2-year or community college confers the associate degree (AA or
The main difference between a college and a university is that
the university maintains research requirements for its instructors
and that the university is, in essence, a more research-focused
A college can offer many majors with which to direct your
studies. However, doctorate programs are more prone to be offered
at universities where they have the money to support such
This is probably related to the fact that Universities conduct
research, which in turn allows them a certain degree of
recognition, attracts a larger student body and affords them the
capacity to offer higher learning options than a college can
While the terms today are often used interchangeably,
originally a college was a specific school teaching a specific
subject, such as Education, Medicine, etc. and a University is a
school made up of numerous colleges.
In general the difference is the level of degree that they can
award. Colleges typically award Bachelor's degrees and Universities
can confer Master's and Doctorate degrees. The distinction has
never been "enforced" by any organization.

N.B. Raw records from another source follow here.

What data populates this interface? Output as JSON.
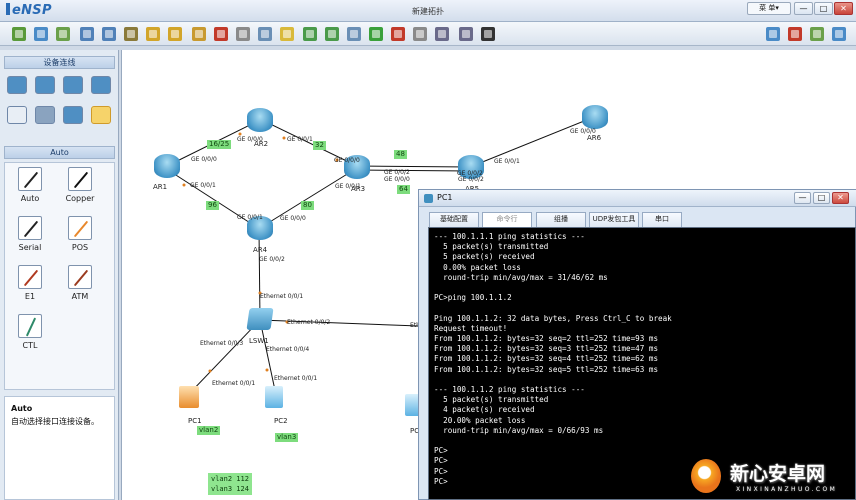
{
  "app": {
    "logo": "eNSP",
    "window_title": "新建拓扑",
    "menu_label": "菜 单▾",
    "min_btn": "—",
    "max_btn": "□",
    "close_btn": "✕"
  },
  "toolbar": {
    "icons": [
      "new-topo-icon",
      "new-example-icon",
      "open-icon",
      "save-icon",
      "save-as-icon",
      "print-icon",
      "undo-icon",
      "redo-icon",
      "drag-hand-icon",
      "delete-icon",
      "delete-all-connections-icon",
      "text-note-icon",
      "shape-icon",
      "zoom-in-icon",
      "zoom-out-icon",
      "fit-icon",
      "start-device-icon",
      "stop-device-icon",
      "capture-icon",
      "topo-grid-icon",
      "console-icon",
      "show-interfaces-icon",
      "message-icon",
      "huawei-icon",
      "settings-icon",
      "help-icon"
    ]
  },
  "left_panel": {
    "devices_header": "设备连线",
    "device_icons": [
      "router-category-icon",
      "switch-category-icon",
      "wlan-category-icon",
      "firewall-category-icon",
      "pc-category-icon",
      "cloud-category-icon",
      "other-device-icon",
      "connection-category-icon"
    ],
    "category_header": "Auto",
    "connections": [
      {
        "label": "Auto",
        "color": "#222222"
      },
      {
        "label": "Copper",
        "color": "#111111"
      },
      {
        "label": "Serial",
        "color": "#222222"
      },
      {
        "label": "POS",
        "color": "#e8882c"
      },
      {
        "label": "E1",
        "color": "#b03a20"
      },
      {
        "label": "ATM",
        "color": "#9b3b1f"
      },
      {
        "label": "CTL",
        "color": "#2f8a6a"
      }
    ],
    "desc_title": "Auto",
    "desc_text": "自动选择接口连接设备。"
  },
  "topology": {
    "devices": [
      {
        "name": "AR1",
        "type": "router"
      },
      {
        "name": "AR2",
        "type": "router"
      },
      {
        "name": "AR3",
        "type": "router"
      },
      {
        "name": "AR4",
        "type": "router"
      },
      {
        "name": "AR5",
        "type": "router"
      },
      {
        "name": "AR6",
        "type": "router"
      },
      {
        "name": "LSW1",
        "type": "switch"
      },
      {
        "name": "PC1",
        "type": "pc"
      },
      {
        "name": "PC2",
        "type": "pc"
      },
      {
        "name": "PC",
        "type": "pc"
      }
    ],
    "port_labels": [
      "GE 0/0/0",
      "GE 0/0/1",
      "GE 0/0/0",
      "GE 0/0/1",
      "GE 0/0/0",
      "GE 0/0/1",
      "GE 0/0/2",
      "GE 0/0/0",
      "GE 0/0/1",
      "GE 0/0/0",
      "GE 0/0/2",
      "GE 0/0/2",
      "GE 0/0/0",
      "GE 0/0/1",
      "GE 0/0/0",
      "GE 0/0/2",
      "Ethernet 0/0/1",
      "Ethernet 0/0/2",
      "Ethernet 0/0/3",
      "Ethernet 0/0/4",
      "Ethernet 0/0/1",
      "Ethernet 0/0/1",
      "Eth"
    ],
    "costs": [
      "16/25",
      "32",
      "96",
      "80",
      "48",
      "64"
    ],
    "vlan_tags": [
      "vlan2",
      "vlan3"
    ],
    "vlan_box": [
      "vlan2 112",
      "vlan3 124"
    ],
    "colors": {
      "link": "#111111",
      "cost_bg": "#7ddc7d"
    }
  },
  "pc_window": {
    "title": "PC1",
    "tabs": [
      "基础配置",
      "命令行",
      "组播",
      "UDP发包工具",
      "串口"
    ],
    "active_tab": "命令行",
    "console": [
      "--- 100.1.1.1 ping statistics ---",
      "  5 packet(s) transmitted",
      "  5 packet(s) received",
      "  0.00% packet loss",
      "  round-trip min/avg/max = 31/46/62 ms",
      "",
      "PC>ping 100.1.1.2",
      "",
      "Ping 100.1.1.2: 32 data bytes, Press Ctrl_C to break",
      "Request timeout!",
      "From 100.1.1.2: bytes=32 seq=2 ttl=252 time=93 ms",
      "From 100.1.1.2: bytes=32 seq=3 ttl=252 time=47 ms",
      "From 100.1.1.2: bytes=32 seq=4 ttl=252 time=62 ms",
      "From 100.1.1.2: bytes=32 seq=5 ttl=252 time=63 ms",
      "",
      "--- 100.1.1.2 ping statistics ---",
      "  5 packet(s) transmitted",
      "  4 packet(s) received",
      "  20.00% packet loss",
      "  round-trip min/avg/max = 0/66/93 ms",
      "",
      "PC>",
      "PC>",
      "PC>",
      "PC>"
    ]
  },
  "watermark": {
    "text": "新心安卓网",
    "sub": "XINXINANZHUO.COM"
  }
}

Sometimes a college could have called themselves a university,
but chooses not to for historical reasons and/or continuity of its
name. The College of William & Mary in Williamsburg, Virginia,
founded in 1693, could have long ago called itself a university,
with studies available in many areas, undergraduate, graduate and
post-graduate. However, to maintain the historical title that dates
back to colonial times, the college has never adopted the title of
Those of us who work here commonly refer to it as "the
university," and as a Virginia Charter University, which has
allowed William & Mary a large degree of independence from the
commonwealth, all new employees are now "university employees" vice
"state employees" as the college now has its own human resources
structure separate from (but similar to) the commonwealth's HR
structure. Current "state employees" also have the option to
convert to "university employees." Bottom line: While W&M
operates at a level commonly equated to universities, it chooses to
maintain the title of college for historical reasons. I suspect
that Dartmouth College has the same or similar reasoning for not
taking on the title of university, although it certainly would be
justified in doing so.
A few notes on some of these comments:
1) Community colleges absolutely do now offer bachelor degrees
and not always in conjunction with a 4-year college or university.
This is a new trend in the US and many are fighting it, because
that wasn't the purpose behind the community college concept when
it was first developed.
2) Universities are not more prestigious than colleges. I defy
anyone to tell me that MIT, which isn't a university, isn't as
prestigious as Harvard University.
3) In answer to this post: "A university confers degrees up to
PhD. A 4-year college confers Bachelors and Masters degrees. (BA,BS
& MA, MS) A 2-year or community college confers the associate
degree. (AA or AS)": There are many colleges that offer doctoral
degrees. In the US, a "4-year college" does not offer a masters.
That goes beyond the 4 years. As I wrote before, many community and
2-year colleges offer bachelor degrees.
4) Last point, in answer to "The difference between a college
and a university is that a college just offers a collection of
degrees in one specific area, while a university is a collection of
colleges": Universities contain colleges and universities offer the
degree. For example, my degree is from the University of Illinois,
not from the College of Education. I earned the degree through the
COE, but UI granted the degree.